Stop Enabling Sex Traffickers Act (SESTA) “makes it illegal to knowingly assist, facilitate, or support sex trafficking," and amended the idea of “safe harbors.” This means online services are no longer immune from civil liability for the actions of their users. Because of this change, platforms like Amazon, Microsoft, and Craig’s List have been removing anything which could make them liable for not “moderating content.” 

What does this mean for romance writers? 

Well, romance books have a spectrum of love scenes. There those which fade to black, there are sweet scenes, and there are more explicit scenes. “My book isn’t erotica,” is the refrain this week of authors who have to deal with losing their ranks and visibility. 

So I went to find a definition. Wikipedia defines erotic romance and erotica (including erotic literature) as two different things, but Amazon and other online services are lumping them into one group as they attempt to comply with the SESTA. 

I’m hoping that SESTA is enforced in the vein in which it was intended, and not as a censorship of literature. I think this week we’ve seen that even the best intentions can be misinterpreted. 

Interested in reading more about this? Here are some links… 

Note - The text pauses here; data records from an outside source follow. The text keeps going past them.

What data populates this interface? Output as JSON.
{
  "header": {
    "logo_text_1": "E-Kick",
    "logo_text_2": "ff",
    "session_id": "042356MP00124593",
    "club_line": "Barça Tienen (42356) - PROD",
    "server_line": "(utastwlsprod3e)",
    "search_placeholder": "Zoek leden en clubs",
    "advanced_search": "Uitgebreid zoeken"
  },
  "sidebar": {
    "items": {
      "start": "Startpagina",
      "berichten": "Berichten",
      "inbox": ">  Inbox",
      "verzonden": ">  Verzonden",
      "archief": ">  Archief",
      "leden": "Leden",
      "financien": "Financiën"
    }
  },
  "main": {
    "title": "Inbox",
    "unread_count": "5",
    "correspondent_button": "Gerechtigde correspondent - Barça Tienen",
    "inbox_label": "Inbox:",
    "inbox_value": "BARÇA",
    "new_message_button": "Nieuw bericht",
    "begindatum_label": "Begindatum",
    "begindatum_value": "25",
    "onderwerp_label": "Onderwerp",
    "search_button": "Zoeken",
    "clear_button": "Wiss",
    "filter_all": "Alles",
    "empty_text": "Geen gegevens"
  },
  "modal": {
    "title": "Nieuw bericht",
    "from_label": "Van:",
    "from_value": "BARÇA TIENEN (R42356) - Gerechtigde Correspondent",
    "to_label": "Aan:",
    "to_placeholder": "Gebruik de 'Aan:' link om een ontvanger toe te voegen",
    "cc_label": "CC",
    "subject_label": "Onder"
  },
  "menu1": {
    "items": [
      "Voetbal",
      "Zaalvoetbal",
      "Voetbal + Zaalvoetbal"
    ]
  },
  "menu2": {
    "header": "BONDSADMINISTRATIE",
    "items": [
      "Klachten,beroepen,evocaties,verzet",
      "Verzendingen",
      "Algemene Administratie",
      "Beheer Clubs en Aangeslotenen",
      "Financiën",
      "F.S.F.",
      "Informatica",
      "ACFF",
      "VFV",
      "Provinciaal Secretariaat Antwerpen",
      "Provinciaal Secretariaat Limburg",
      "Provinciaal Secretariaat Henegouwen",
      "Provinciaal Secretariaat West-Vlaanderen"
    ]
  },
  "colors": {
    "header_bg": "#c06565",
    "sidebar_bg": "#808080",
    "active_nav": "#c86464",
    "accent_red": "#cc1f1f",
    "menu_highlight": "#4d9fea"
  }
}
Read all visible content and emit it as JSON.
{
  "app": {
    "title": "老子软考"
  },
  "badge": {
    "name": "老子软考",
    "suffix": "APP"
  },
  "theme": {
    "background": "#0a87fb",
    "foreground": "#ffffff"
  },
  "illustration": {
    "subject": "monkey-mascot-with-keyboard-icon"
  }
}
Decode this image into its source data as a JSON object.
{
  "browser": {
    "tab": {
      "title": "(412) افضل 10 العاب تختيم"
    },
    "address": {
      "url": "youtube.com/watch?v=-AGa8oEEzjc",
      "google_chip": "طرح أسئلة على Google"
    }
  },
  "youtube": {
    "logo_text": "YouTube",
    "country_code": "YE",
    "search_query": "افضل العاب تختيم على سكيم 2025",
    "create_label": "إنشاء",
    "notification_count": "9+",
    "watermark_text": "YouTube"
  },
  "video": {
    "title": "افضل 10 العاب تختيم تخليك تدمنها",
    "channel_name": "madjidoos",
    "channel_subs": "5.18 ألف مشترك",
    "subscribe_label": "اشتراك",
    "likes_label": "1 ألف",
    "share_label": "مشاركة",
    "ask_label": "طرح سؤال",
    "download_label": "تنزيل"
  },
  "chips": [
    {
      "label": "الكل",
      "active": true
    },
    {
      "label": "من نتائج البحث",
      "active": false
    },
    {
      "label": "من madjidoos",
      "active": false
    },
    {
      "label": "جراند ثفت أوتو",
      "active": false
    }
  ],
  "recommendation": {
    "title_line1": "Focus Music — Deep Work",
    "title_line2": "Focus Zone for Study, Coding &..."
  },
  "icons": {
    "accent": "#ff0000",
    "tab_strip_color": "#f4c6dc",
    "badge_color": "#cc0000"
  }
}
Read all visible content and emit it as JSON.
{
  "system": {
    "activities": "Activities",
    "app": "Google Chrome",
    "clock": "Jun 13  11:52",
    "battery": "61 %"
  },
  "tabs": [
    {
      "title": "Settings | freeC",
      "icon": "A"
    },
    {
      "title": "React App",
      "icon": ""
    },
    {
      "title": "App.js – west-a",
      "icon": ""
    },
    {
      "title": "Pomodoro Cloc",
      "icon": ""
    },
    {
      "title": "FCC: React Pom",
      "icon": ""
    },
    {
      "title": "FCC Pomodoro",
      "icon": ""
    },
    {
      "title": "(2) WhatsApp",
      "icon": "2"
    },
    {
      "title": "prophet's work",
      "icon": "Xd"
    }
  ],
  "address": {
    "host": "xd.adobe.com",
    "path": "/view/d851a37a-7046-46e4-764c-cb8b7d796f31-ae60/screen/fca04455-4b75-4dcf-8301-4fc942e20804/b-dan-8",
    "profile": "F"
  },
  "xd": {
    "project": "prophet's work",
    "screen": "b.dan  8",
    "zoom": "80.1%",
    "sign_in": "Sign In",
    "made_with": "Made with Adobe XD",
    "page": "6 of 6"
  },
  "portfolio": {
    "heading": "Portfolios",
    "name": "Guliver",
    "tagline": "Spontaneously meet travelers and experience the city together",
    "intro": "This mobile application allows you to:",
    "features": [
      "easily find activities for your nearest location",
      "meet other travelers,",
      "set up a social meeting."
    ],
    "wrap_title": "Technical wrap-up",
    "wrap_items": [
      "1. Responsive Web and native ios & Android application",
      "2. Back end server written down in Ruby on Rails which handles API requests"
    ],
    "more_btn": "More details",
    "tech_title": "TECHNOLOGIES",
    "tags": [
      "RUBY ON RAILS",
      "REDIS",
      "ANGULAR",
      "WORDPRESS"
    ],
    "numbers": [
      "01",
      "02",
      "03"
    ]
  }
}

How a New Senate Bill Will Screw Over Sex Workers

Romance Writers of America: Amazon Ranking/Classification Issues

Amazon Is Burying Sexy Books, Sending Erotic Novel Authors to the 'No-Rank Dungeon'

Microsoft to ban 'offensive language' from Skype, Xbox, Office and other services

Major tech-industry group drops opposition to sex trafficking bill

No comments:

Post a Comment